» WHAT THE TASK ASKS: Please copy out every line in the records below that includes the word "Pendapatan".

(Page and application data records)
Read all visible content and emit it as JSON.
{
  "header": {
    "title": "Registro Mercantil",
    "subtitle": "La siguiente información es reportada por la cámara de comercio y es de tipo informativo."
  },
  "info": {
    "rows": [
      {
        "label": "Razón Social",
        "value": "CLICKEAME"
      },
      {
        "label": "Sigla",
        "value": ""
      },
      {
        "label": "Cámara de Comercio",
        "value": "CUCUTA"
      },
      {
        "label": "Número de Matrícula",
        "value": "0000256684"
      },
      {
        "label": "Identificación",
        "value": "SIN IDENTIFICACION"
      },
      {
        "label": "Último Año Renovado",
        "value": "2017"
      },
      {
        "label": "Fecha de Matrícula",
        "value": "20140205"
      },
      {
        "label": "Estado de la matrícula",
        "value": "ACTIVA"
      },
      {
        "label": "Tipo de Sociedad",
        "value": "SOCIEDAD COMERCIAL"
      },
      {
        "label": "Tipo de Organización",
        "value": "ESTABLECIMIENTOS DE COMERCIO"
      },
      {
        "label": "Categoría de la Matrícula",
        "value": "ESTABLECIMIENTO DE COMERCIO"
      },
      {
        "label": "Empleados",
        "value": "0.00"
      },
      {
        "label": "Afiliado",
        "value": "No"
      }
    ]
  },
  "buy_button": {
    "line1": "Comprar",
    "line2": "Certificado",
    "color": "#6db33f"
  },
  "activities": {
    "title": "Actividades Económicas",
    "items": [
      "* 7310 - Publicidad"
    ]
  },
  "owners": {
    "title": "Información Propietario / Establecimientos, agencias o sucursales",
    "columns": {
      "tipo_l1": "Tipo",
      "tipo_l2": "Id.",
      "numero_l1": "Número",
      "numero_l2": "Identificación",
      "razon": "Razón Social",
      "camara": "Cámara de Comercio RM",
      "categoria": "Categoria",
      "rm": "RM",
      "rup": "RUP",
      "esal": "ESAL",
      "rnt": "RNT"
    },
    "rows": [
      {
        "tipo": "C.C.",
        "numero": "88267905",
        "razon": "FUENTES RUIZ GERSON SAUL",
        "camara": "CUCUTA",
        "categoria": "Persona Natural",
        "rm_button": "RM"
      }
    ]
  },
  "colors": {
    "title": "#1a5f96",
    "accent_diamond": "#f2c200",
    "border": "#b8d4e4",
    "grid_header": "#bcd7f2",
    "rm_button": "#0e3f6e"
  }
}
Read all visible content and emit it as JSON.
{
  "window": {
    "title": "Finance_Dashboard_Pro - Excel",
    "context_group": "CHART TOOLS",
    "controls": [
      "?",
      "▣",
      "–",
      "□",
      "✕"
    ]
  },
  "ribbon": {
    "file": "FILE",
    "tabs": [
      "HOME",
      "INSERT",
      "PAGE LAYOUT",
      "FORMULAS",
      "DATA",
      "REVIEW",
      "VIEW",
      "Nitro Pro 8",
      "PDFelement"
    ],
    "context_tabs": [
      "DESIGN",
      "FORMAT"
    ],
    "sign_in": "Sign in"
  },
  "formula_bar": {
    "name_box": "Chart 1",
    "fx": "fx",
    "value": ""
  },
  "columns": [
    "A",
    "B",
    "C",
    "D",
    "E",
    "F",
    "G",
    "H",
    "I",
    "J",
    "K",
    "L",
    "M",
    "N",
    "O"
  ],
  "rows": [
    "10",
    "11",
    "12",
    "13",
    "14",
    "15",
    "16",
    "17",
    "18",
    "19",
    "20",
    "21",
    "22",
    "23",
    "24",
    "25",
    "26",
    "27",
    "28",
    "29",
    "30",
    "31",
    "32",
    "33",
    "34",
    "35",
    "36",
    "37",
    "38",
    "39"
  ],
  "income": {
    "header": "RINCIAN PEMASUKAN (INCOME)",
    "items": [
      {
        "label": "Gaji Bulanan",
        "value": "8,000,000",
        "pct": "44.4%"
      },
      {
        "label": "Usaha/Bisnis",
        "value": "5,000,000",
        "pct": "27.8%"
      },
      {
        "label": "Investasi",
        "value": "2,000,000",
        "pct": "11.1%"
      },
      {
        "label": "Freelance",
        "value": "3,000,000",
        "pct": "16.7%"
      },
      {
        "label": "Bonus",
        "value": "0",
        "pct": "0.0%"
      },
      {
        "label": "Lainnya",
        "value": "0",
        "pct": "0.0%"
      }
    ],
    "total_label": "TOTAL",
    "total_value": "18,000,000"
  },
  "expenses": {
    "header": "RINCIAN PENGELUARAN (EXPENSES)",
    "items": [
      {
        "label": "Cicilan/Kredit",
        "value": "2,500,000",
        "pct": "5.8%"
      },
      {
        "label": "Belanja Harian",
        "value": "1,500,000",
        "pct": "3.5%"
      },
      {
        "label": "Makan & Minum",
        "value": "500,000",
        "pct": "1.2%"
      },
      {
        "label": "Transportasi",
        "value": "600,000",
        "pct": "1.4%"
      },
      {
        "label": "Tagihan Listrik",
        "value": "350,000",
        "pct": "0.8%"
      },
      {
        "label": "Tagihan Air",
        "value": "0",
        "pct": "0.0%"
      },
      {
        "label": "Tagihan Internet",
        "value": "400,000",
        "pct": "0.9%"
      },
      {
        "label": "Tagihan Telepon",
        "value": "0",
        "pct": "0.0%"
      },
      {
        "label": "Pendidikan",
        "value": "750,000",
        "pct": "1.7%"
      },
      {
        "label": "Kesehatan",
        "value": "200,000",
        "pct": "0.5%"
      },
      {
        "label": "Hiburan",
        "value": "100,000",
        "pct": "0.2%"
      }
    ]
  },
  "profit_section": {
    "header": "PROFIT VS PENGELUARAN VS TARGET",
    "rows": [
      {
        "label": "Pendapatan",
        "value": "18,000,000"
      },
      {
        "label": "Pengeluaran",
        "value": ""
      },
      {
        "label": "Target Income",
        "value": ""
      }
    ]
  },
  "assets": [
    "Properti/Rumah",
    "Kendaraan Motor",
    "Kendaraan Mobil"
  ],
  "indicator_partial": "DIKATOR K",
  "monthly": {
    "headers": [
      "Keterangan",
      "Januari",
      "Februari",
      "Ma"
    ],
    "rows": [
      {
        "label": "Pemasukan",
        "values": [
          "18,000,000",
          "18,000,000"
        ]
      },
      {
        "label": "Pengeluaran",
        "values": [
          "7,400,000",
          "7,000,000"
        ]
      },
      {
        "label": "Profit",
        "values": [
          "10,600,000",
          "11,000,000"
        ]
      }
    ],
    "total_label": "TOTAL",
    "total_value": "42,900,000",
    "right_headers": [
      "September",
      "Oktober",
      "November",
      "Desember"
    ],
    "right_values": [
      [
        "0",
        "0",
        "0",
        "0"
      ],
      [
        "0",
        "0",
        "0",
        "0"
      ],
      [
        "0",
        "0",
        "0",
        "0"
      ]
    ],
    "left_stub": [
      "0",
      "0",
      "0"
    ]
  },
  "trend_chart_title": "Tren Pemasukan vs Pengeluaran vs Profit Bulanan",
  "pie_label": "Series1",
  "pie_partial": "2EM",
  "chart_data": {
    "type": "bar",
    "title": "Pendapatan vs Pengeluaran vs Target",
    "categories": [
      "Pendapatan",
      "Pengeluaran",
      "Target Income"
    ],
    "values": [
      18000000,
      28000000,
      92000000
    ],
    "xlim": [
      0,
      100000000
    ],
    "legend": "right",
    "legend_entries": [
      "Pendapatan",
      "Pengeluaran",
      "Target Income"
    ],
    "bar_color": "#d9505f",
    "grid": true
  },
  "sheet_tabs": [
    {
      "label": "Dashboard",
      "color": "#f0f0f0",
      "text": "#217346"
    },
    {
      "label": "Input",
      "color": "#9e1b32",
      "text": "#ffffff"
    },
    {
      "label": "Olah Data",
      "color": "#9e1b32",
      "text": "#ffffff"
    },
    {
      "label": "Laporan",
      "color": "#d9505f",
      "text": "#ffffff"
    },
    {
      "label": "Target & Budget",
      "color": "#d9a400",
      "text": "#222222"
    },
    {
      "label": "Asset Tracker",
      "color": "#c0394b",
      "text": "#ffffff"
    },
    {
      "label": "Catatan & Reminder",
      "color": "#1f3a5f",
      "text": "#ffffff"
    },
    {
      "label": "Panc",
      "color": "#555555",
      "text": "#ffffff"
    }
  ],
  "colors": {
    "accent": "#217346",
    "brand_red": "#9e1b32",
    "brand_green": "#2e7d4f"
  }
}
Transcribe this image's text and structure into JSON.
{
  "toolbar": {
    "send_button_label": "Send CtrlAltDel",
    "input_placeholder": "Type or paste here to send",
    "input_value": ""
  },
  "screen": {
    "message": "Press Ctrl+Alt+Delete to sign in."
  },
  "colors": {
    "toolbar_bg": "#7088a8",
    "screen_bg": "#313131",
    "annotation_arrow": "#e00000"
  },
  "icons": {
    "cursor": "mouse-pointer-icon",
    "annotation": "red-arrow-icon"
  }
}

» WRITTEN REPLY:
        "label": "Pendapatan",
    "title": "Pendapatan vs Pengeluaran vs Target",
      "Pendapatan",
      "Pendapatan",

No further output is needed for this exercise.